This blog has a single writer posting just two articles a week. So it’s impossible to keep up with all the news that crosses the transom.
But perhaps because the work world is gearing back up this fall, there have been a lot of interesting stories lately about financial behavior. Here are three worth noting:
Fatherhood adds to paychecks – motherhood, not so much. A new study estimates that women actually face about a 7 percent “wage penalty” for each child. So, having two children reduces a woman’s hourly wages by 14 percent, according to a new study out of the University of Massachusetts at Amherst. In contrast, annual earnings for fathers are about 8 percent higher than similarly situated men who have no children. This research sheds more light on the wage gap.
Baby boomers are having to pay off college loans they took out decades ago. Some 155,000 older Americans are now seeing deductions from their Social Security checks to pay their federal student loans – up from 31,000 a decade ago – according to the U.S. Government Accountability Office. Parents often co-sign loans for a child’s education, but the GAO report says that about three out of four dollars of boomers’ loan balances are for their “own education.” Baby boomers never borrowed the large amounts that today’s steep college tuitions demand. But what’s not discussed in the report is that the garnisheeing of Social Security benefits may be due to a cultural artifact of the 1960s and 1970s – when attitudes toward repaying student debt were, well, loose. Laws requiring repayment have become more stringent. …Learn More

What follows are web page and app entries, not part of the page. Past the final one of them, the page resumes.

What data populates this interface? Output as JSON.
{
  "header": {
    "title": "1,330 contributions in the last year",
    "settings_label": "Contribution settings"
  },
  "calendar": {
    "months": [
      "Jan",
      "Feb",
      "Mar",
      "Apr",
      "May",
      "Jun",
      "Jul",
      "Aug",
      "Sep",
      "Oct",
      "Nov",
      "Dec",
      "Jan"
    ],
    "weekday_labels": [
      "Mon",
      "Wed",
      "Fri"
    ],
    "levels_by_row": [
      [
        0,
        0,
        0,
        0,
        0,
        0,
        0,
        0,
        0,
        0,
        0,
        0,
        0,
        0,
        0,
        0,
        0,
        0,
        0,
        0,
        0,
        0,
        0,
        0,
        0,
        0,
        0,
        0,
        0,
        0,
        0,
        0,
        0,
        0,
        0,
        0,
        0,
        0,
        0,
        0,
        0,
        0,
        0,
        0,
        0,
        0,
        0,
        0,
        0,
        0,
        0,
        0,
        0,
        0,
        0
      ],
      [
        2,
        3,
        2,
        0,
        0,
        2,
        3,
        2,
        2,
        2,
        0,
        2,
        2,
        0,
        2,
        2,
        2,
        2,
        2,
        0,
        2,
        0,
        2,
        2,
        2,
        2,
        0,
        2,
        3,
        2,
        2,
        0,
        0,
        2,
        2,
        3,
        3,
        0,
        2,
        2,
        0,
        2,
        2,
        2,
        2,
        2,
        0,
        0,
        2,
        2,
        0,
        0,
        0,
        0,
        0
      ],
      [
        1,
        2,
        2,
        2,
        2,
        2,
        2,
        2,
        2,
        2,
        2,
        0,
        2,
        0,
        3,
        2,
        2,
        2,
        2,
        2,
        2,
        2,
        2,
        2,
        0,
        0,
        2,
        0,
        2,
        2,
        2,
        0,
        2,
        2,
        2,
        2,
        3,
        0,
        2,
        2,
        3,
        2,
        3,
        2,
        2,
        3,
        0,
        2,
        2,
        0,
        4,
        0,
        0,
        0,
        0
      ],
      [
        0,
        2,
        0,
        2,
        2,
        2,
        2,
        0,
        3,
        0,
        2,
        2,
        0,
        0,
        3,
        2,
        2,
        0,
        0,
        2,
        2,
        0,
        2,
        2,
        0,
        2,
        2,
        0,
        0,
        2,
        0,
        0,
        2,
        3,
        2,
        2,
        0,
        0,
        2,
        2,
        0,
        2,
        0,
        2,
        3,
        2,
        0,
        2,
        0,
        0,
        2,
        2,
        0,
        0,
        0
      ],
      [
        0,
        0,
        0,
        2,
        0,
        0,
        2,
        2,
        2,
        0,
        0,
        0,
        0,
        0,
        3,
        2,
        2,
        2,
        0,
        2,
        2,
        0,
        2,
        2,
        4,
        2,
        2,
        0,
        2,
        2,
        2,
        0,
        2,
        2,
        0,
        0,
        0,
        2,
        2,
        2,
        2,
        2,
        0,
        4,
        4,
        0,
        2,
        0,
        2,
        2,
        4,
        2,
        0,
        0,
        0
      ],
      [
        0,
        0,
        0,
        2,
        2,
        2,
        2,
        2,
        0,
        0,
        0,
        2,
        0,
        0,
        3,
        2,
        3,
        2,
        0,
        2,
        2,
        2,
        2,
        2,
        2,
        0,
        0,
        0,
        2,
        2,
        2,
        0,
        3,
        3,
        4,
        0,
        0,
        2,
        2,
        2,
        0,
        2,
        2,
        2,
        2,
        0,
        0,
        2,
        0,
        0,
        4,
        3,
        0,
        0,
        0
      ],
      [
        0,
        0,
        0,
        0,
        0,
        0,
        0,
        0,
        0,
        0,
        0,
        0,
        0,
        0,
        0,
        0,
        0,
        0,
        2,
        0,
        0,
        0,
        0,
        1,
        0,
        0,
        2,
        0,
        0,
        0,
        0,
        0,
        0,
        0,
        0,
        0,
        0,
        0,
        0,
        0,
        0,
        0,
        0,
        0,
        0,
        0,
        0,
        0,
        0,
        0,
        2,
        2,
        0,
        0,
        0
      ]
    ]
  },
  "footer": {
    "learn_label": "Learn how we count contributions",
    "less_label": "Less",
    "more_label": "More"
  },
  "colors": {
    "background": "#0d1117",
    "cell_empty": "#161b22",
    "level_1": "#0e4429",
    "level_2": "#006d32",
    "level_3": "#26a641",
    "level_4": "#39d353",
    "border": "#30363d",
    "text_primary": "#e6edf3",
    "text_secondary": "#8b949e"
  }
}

September 16, 2014
Canadian Pension Reform: the Long View
Policymakers often worry that increasing government pension benefits won’t necessarily help retirees, if the reforms cause workers to change their behavior in ways that counteract them. For example, some workers might save less if they know pension benefits are rising, offsetting the income boost they’ll get from a larger pension.
However, researchers examining Canada’s pension reform over five decades confirm that they have materially improved the financial well-being of retirees there.
To reach this conclusion, Kevin Milligan of the Vancouver School of Economics and David Wise of Harvard University tracked the financial status of older Canadians from 1960 through 2010. They analyzed some 100,000 families between 55 and 80 years old using Canada’s Survey of Consumer Finances, the Survey of Labor and Income Dynamics, and the Family Expenditure Survey.
They conducted simulations to estimate what benefits would have been if no policy changes had been made since the 1960s. This simulation showed that the poverty rate, based on the incomes of Canadians from ages 70 through 79, would have been 34 percent. But today, in the aftermath of reforms, only 4 percent of older Canadian families are poor. [The researchers did a second simulation based on an alternative poverty measure: how much older Canadians spend on shelter, food, clothing and other goods. This also showed a decline in the poverty rate, albeit smaller.] …Learn More